-- How to complete this task --
A faithful copy of every entry, with the pictures removed, is what is needed here.

#### Extracted entries ####

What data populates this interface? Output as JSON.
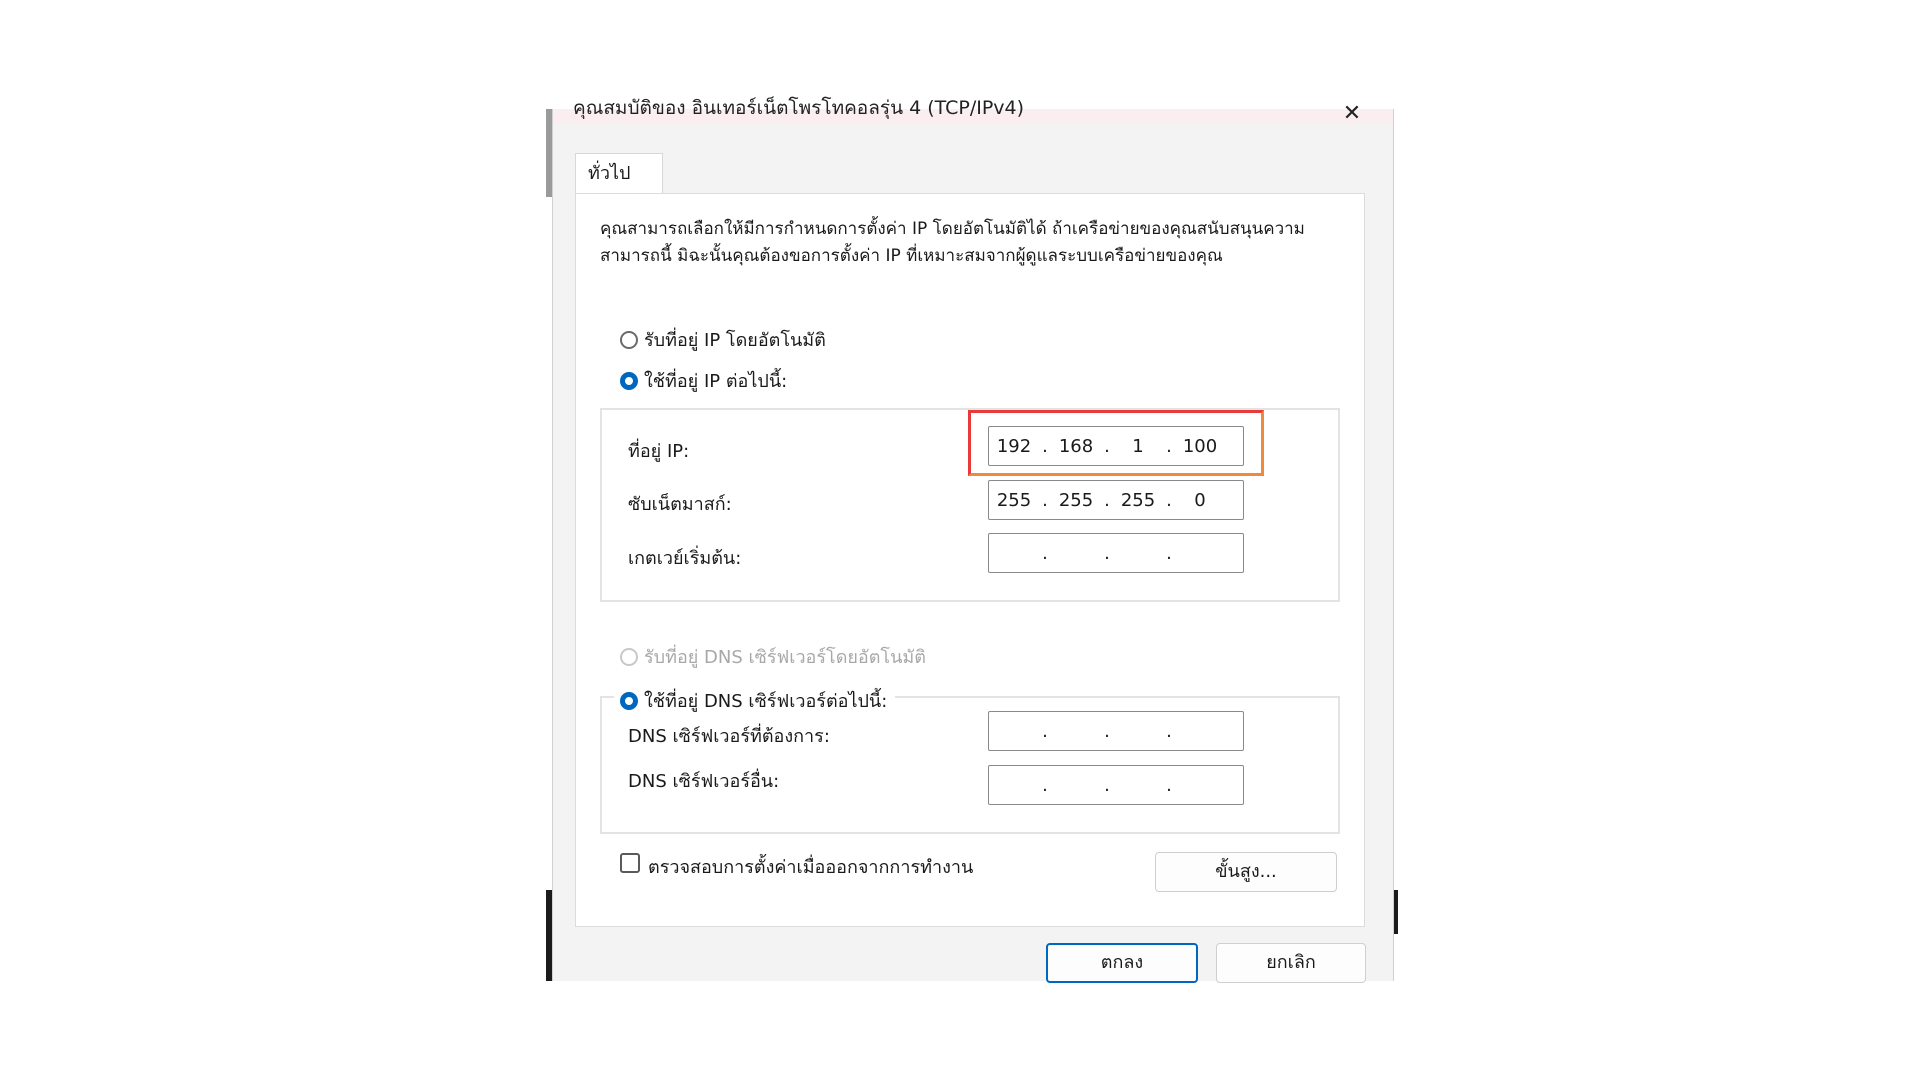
{
  "dialog": {
    "title": "คุณสมบัติของ อินเทอร์เน็ตโพรโทคอลรุ่น 4 (TCP/IPv4)",
    "close_icon": "close-icon"
  },
  "tab": {
    "label": "ทั่วไป"
  },
  "description": "คุณสามารถเลือกให้มีการกำหนดการตั้งค่า IP โดยอัตโนมัติได้ ถ้าเครือข่ายของคุณสนับสนุนความสามารถนี้ มิฉะนั้นคุณต้องขอการตั้งค่า IP ที่เหมาะสมจากผู้ดูแลระบบเครือข่ายของคุณ",
  "ip_section": {
    "auto_label": "รับที่อยู่ IP โดยอัตโนมัติ",
    "manual_label": "ใช้ที่อยู่ IP ต่อไปนี้:",
    "selected": "manual",
    "ip_label": "ที่อยู่ IP:",
    "ip_value": [
      "192",
      "168",
      "1",
      "100"
    ],
    "subnet_label": "ซับเน็ตมาสก์:",
    "subnet_value": [
      "255",
      "255",
      "255",
      "0"
    ],
    "gateway_label": "เกตเวย์เริ่มต้น:",
    "gateway_value": [
      "",
      "",
      "",
      ""
    ]
  },
  "dns_section": {
    "auto_label": "รับที่อยู่ DNS เซิร์ฟเวอร์โดยอัตโนมัติ",
    "manual_label": "ใช้ที่อยู่ DNS เซิร์ฟเวอร์ต่อไปนี้:",
    "selected": "manual",
    "preferred_label": "DNS เซิร์ฟเวอร์ที่ต้องการ:",
    "preferred_value": [
      "",
      "",
      "",
      ""
    ],
    "alternate_label": "DNS เซิร์ฟเวอร์อื่น:",
    "alternate_value": [
      "",
      "",
      "",
      ""
    ]
  },
  "validate_label": "ตรวจสอบการตั้งค่าเมื่อออกจากการทำงาน",
  "validate_checked": false,
  "buttons": {
    "advanced": "ขั้นสูง...",
    "ok": "ตกลง",
    "cancel": "ยกเลิก"
  },
  "colors": {
    "accent": "#0067c0",
    "highlight_box": "#e83a3a"
  }
}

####

-- Output --
What data populates this interface? Output as JSON.
{
  "dialog": {
    "title": "คุณสมบัติของ อินเทอร์เน็ตโพรโทคอลรุ่น 4 (TCP/IPv4)",
    "close_icon": "close-icon"
  },
  "tab": {
    "label": "ทั่วไป"
  },
  "description": "คุณสามารถเลือกให้มีการกำหนดการตั้งค่า IP โดยอัตโนมัติได้ ถ้าเครือข่ายของคุณสนับสนุนความสามารถนี้ มิฉะนั้นคุณต้องขอการตั้งค่า IP ที่เหมาะสมจากผู้ดูแลระบบเครือข่ายของคุณ",
  "ip_section": {
    "auto_label": "รับที่อยู่ IP โดยอัตโนมัติ",
    "manual_label": "ใช้ที่อยู่ IP ต่อไปนี้:",
    "selected": "manual",
    "ip_label": "ที่อยู่ IP:",
    "ip_value": [
      "192",
      "168",
      "1",
      "100"
    ],
    "subnet_label": "ซับเน็ตมาสก์:",
    "subnet_value": [
      "255",
      "255",
      "255",
      "0"
    ],
    "gateway_label": "เกตเวย์เริ่มต้น:",
    "gateway_value": [
      "",
      "",
      "",
      ""
    ]
  },
  "dns_section": {
    "auto_label": "รับที่อยู่ DNS เซิร์ฟเวอร์โดยอัตโนมัติ",
    "manual_label": "ใช้ที่อยู่ DNS เซิร์ฟเวอร์ต่อไปนี้:",
    "selected": "manual",
    "preferred_label": "DNS เซิร์ฟเวอร์ที่ต้องการ:",
    "preferred_value": [
      "",
      "",
      "",
      ""
    ],
    "alternate_label": "DNS เซิร์ฟเวอร์อื่น:",
    "alternate_value": [
      "",
      "",
      "",
      ""
    ]
  },
  "validate_label": "ตรวจสอบการตั้งค่าเมื่อออกจากการทำงาน",
  "validate_checked": false,
  "buttons": {
    "advanced": "ขั้นสูง...",
    "ok": "ตกลง",
    "cancel": "ยกเลิก"
  },
  "colors": {
    "accent": "#0067c0",
    "highlight_box": "#e83a3a"
  }
}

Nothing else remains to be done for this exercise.